Solicited injection-site adverse events were far more frequent at both the first (84.2%) and second dose (88.6%) of mRNA-1273, versus placebo (19.8% and 18.8%, respectively). That said, vaccine-associated injection-site events were mostly grade 1 or 2 in severity and lasted approximately 3 days after each dose, investigators wrote.
The most common injection-site event was pain (86%).
Solicited systemic adverse events occurred more often in the mRNA-1273 doses (54.9% and 79.4%) than placebo doses (42.2% and 36.5%). As with injection-site adverse events, systemic adverse events were more common among younger participants versus older participants. They were also less common in participants positive for SARS-CoV-2 at baseline.
Investigators reported 3 deaths in the placebo group, and 2 in the vaccine group—one from cardiopulmonary arrest and one by suicide. Both treatment arms reported similarly low frequency of grade 3 adverse events and serious adverse events (0.6% in both groups).
As was discussed during the mRNA-1273 Vaccines and Related Biologic Products Advisory Committee (VRBPAC) meeting this month, Bell’s palsy occurred in 3 participants administered mRNA-1273 In the 28 days post-administration.
“Adverse events that were deemed by the trial team to be related to the vaccine or placebo were reported among 4.5% of participants in the placebo group and 8.2% in the mRNA-1273 group,” investigators wrote. “The most common treatment-related adverse events in the placebo group and the mRNA-1273 group were fatigue and headache.”
Investigators stressed the significance of the preliminary COVE Study findings—having been accompanied in Moderna’s EUA application earlier this year, and representing historic outcomes for an mRNA vaccine designed in mere days to respond to a pandemic.
What’s more, its current 94.1% efficacy mark is borderline historic in the context of respiratory virus prevention. Time may show that number was inflated.

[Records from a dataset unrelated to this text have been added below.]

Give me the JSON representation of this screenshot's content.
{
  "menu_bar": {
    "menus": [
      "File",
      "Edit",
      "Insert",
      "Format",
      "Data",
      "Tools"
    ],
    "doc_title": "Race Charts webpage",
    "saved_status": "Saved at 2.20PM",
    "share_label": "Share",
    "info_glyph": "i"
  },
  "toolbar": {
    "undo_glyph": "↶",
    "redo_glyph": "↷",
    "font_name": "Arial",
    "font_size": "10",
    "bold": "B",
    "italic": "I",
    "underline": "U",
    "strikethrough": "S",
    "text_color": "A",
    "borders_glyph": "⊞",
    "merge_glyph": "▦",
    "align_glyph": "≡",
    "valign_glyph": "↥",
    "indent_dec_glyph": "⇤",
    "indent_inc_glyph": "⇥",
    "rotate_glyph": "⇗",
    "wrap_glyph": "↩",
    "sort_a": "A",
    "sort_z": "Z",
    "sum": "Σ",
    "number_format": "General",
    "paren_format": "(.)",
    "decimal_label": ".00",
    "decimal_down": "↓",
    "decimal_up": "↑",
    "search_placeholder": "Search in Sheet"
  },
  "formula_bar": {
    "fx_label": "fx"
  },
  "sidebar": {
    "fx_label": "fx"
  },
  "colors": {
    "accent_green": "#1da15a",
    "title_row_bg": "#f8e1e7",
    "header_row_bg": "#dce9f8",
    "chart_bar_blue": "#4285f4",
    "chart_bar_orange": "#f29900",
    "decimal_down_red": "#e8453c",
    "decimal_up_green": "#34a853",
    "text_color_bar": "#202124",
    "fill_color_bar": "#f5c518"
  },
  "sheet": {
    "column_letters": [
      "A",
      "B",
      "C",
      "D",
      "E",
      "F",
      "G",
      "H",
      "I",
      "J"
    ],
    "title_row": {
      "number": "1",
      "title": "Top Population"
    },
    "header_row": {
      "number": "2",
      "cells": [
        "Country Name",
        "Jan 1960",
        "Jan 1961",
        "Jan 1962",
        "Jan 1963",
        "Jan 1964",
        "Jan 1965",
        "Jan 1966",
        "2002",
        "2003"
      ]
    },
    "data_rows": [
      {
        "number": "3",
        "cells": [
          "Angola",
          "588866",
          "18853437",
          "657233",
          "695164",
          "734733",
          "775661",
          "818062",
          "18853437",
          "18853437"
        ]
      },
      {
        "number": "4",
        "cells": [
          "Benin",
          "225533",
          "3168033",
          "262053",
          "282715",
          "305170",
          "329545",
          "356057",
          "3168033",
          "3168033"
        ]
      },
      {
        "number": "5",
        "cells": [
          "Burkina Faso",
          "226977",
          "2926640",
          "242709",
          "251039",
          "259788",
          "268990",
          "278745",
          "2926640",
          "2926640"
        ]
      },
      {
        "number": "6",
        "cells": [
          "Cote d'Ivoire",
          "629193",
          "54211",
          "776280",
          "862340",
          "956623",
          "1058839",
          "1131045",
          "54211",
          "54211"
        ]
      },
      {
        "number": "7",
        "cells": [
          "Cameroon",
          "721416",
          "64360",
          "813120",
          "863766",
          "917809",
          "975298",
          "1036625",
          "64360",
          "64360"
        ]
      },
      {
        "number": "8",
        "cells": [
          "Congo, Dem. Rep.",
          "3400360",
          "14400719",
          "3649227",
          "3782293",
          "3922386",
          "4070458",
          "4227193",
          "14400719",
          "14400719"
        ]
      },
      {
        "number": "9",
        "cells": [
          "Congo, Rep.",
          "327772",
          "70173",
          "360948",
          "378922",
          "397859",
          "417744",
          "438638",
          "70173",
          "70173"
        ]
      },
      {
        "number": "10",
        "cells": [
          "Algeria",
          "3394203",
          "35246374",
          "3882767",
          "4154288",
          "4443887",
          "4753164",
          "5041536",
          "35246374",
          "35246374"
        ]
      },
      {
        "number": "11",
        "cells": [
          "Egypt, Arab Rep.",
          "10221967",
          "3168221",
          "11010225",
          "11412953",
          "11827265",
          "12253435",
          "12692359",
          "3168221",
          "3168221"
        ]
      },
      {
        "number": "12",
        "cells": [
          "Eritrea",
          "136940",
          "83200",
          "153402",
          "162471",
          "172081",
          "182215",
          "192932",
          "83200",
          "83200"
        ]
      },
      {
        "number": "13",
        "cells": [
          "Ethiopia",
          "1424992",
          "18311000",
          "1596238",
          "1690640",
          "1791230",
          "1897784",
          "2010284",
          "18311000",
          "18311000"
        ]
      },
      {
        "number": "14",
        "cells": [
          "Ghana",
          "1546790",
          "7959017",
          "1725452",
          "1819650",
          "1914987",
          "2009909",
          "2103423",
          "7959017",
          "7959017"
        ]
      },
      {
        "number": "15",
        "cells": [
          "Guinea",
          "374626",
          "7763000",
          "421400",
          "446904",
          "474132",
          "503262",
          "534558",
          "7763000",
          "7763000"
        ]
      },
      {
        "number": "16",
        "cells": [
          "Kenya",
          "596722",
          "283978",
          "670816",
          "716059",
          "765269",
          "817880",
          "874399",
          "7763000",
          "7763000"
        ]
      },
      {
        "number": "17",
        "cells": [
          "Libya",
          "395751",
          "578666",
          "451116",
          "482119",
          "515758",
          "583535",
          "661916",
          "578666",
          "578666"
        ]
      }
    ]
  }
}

“The magnitude of mRNA-1273 vaccine efficacy at preventing symptomatic SARS-CoV-2 infection is higher than the efficacy observed for vaccines for respiratory viruses, such as the inactivated influenza vaccine against symptomatic, virologically confirmed disease in adults, for which studies have shown a pooled efficacy of 59%,” investigators wrote. “This high apparent efficacy of mRNA-1273 is based on short-term data, and waning of efficacy over time has been demonstrated with other vaccines.”
Investigators likened the reported efficacy outcomes to that of BNT162b2, the mRNA COVID-19 vaccine from Pfizer and BioNTech which was granted EUA only a week before the Moderna product.
With a two-year duration of planned follow-up, investigators stressed the need to better understand a litany of outcomes not possible with these current data:
- The efficacy of single-dose vaccine versus two-dose
- The efficacy of the vaccine over changes of time and epidemiologic conditions
- The anecdotal risk of Bell’s palsy in patients
- The long-term risk of enhanced disease in vaccinated persons
- The risk of asymptomatic or subclinical SARS-CoV-2 infection, and viral shedding
Nonetheless, they concluded with praise for the rapid progression of pandemic response which led to a viable vaccine candidate being borne, researched, manufactured, and distributed within a calendar year of a global pandemic—a victory, if there has been any, during the COVID-19 era.
“This process demonstrates what is possible in the context of motivated collaboration among key sectors of society, including academia, government, industry, regulators, and the larger community,” investigators wrote. “Lessons learned from this endeavor should allow us to better prepare for the next pandemic pathogen.”